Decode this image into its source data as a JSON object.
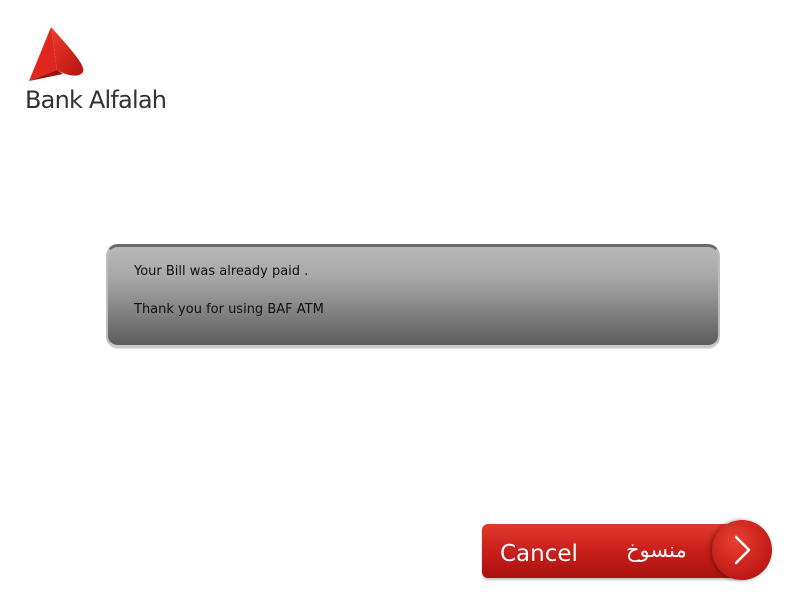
{
  "logo": {
    "name": "Bank Alfalah",
    "icon": "bank-alfalah-logo-mark",
    "brand_color": "#e0261f"
  },
  "message": {
    "line1": "Your Bill was already paid .",
    "line2": "Thank you for using BAF ATM"
  },
  "cancel_button": {
    "label": "Cancel",
    "label_urdu": "منسوخ",
    "icon": "chevron-right-icon",
    "color": "#c91f1b"
  }
}
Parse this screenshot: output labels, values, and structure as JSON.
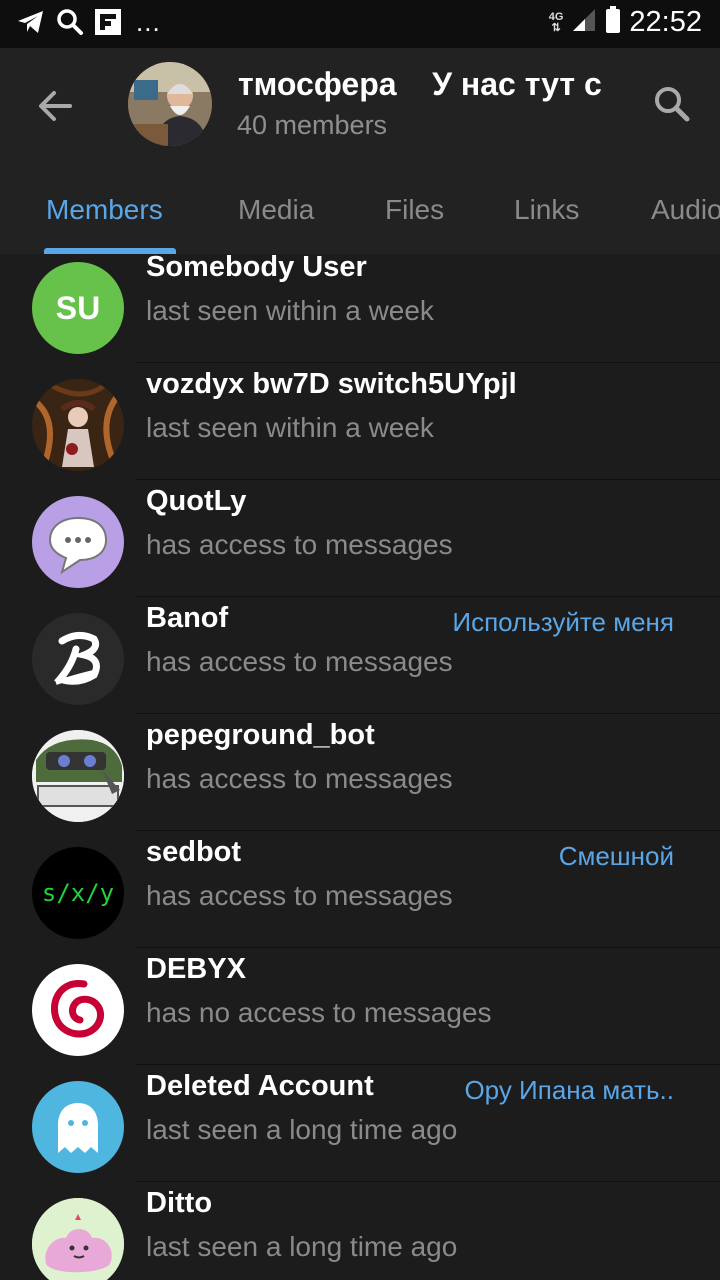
{
  "status_bar": {
    "overflow": "...",
    "network": "4G",
    "time": "22:52",
    "icons": [
      "telegram-icon",
      "search-icon",
      "flipboard-icon",
      "signal-icon",
      "battery-icon"
    ]
  },
  "header": {
    "title": "тмосфера    У нас тут с",
    "subtitle": "40 members"
  },
  "tabs": [
    "Members",
    "Media",
    "Files",
    "Links",
    "Audio"
  ],
  "members": [
    {
      "name": "Somebody User",
      "status": "last seen within a week",
      "tag": "",
      "avatar": {
        "type": "initials",
        "text": "SU",
        "color": "#66c24a"
      }
    },
    {
      "name": "vozdyx bw7D switch5UYpjl",
      "status": "last seen within a week",
      "tag": "",
      "avatar": {
        "type": "image",
        "icon": "anime-figure-avatar"
      }
    },
    {
      "name": "QuotLy",
      "status": "has access to messages",
      "tag": "",
      "avatar": {
        "type": "icon",
        "icon": "speech-bubble-icon",
        "color": "#b9a0e6"
      }
    },
    {
      "name": "Banof",
      "status": "has access to messages",
      "tag": "Используйте меня",
      "avatar": {
        "type": "icon",
        "icon": "letter-b-logo",
        "color": "#2a2a2a"
      }
    },
    {
      "name": "pepeground_bot",
      "status": "has access to messages",
      "tag": "",
      "avatar": {
        "type": "image",
        "icon": "pepe-frog-avatar"
      }
    },
    {
      "name": "sedbot",
      "status": "has access to messages",
      "tag": "Смешной",
      "avatar": {
        "type": "text",
        "text": "s/x/y",
        "color": "#000000"
      }
    },
    {
      "name": "DEBYX",
      "status": "has no access to messages",
      "tag": "",
      "avatar": {
        "type": "icon",
        "icon": "debian-swirl-logo",
        "color": "#ffffff"
      }
    },
    {
      "name": "Deleted Account",
      "status": "last seen a long time ago",
      "tag": "Ору Ипана мать..",
      "avatar": {
        "type": "icon",
        "icon": "ghost-icon",
        "color": "#4fb6e0"
      }
    },
    {
      "name": "Ditto",
      "status": "last seen a long time ago",
      "tag": "",
      "avatar": {
        "type": "image",
        "icon": "ditto-pokemon-avatar"
      }
    }
  ],
  "colors": {
    "accent": "#5aa6e7",
    "background": "#1c1c1c",
    "header": "#222222",
    "secondary_text": "#8a8a8a"
  }
}
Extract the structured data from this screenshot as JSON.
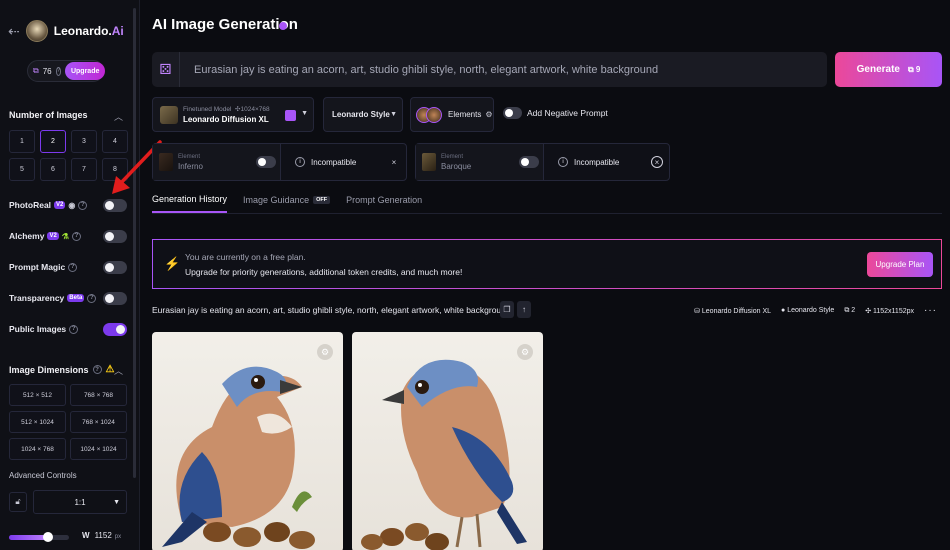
{
  "sidebar": {
    "brand_name": "Leonardo.",
    "brand_ai": "Ai",
    "tokens": "76",
    "upgrade_label": "Upgrade",
    "num_images_title": "Number of Images",
    "num_options": [
      "1",
      "2",
      "3",
      "4",
      "5",
      "6",
      "7",
      "8"
    ],
    "num_selected": "2",
    "options": [
      {
        "label": "PhotoReal",
        "tag": "V2",
        "on": false
      },
      {
        "label": "Alchemy",
        "tag": "V2",
        "on": false
      },
      {
        "label": "Prompt Magic",
        "tag": "",
        "on": false
      },
      {
        "label": "Transparency",
        "tag": "Beta",
        "on": false
      },
      {
        "label": "Public Images",
        "tag": "",
        "on": true
      }
    ],
    "dimensions_title": "Image Dimensions",
    "dimensions": [
      "512 × 512",
      "768 × 768",
      "512 × 1024",
      "768 × 1024",
      "1024 × 768",
      "1024 × 1024"
    ],
    "advanced_controls": "Advanced Controls",
    "aspect_ratio": "1:1",
    "width_label": "W",
    "width_value": "1152",
    "width_unit": "px"
  },
  "main": {
    "title": "AI Image Generation",
    "prompt": "Eurasian jay is eating an acorn, art, studio ghibli style, north, elegant artwork, white background",
    "generate_label": "Generate",
    "generate_tokens": "9",
    "model_small": "Finetuned Model",
    "model_dims": "1024×768",
    "model_name": "Leonardo Diffusion XL",
    "style": "Leonardo Style",
    "elements_label": "Elements",
    "negative_prompt_label": "Add Negative Prompt",
    "element_cards": [
      {
        "small": "Element",
        "name": "Inferno",
        "status": "Incompatible"
      },
      {
        "small": "Element",
        "name": "Baroque",
        "status": "Incompatible"
      }
    ],
    "tabs": [
      {
        "label": "Generation History",
        "active": true
      },
      {
        "label": "Image Guidance",
        "badge": "OFF",
        "active": false
      },
      {
        "label": "Prompt Generation",
        "active": false
      }
    ],
    "banner_line1": "You are currently on a free plan.",
    "banner_line2": "Upgrade for priority generations, additional token credits, and much more!",
    "upgrade_plan_label": "Upgrade Plan",
    "generation_prompt": "Eurasian jay is eating an acorn, art, studio ghibli style, north, elegant artwork, white background",
    "gen_meta": {
      "model": "Leonardo Diffusion XL",
      "style": "Leonardo Style",
      "count": "2",
      "size": "1152x1152px"
    }
  },
  "colors": {
    "accent": "#a855f7",
    "pink": "#ec4899",
    "bg": "#0b0c11"
  }
}
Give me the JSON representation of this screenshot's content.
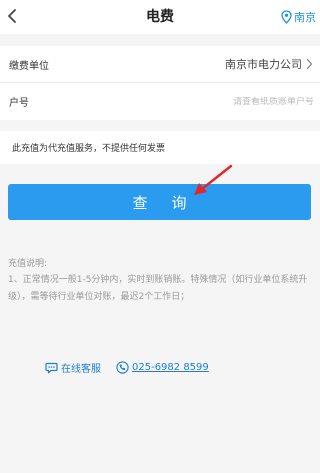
{
  "header": {
    "title": "电费",
    "back_icon": "chevron-left-icon",
    "city": "南京",
    "city_icon": "location-pin-icon"
  },
  "form": {
    "unit_label": "缴费单位",
    "unit_value": "南京市电力公司",
    "account_label": "户号",
    "account_value": "",
    "account_placeholder": "请查看纸质账单户号"
  },
  "notice": "此充值为代充值服务，不提供任何发票",
  "query_button": "查询",
  "tips": {
    "title": "充值说明:",
    "line1": "1、正常情况一般1-5分钟内，实时到账销账。特殊情况（如行业单位系统升级），需等待行业单位对账，最迟2个工作日；"
  },
  "contact": {
    "online_service": "在线客服",
    "phone": "025-6982 8599",
    "accent_color": "#1e7fd0"
  },
  "colors": {
    "primary": "#2a9bee",
    "background": "#f5f5f5",
    "annotation_arrow": "#e5262a"
  }
}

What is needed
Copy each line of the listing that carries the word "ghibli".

Exercise solution
    "prompt": "Eurasian jay is eating an acorn, art, studio ghibli style, north, elegant artwork, white background",
    "generation_prompt": "Eurasian jay is eating an acorn, art, studio ghibli style, north, elegant artwork, white background",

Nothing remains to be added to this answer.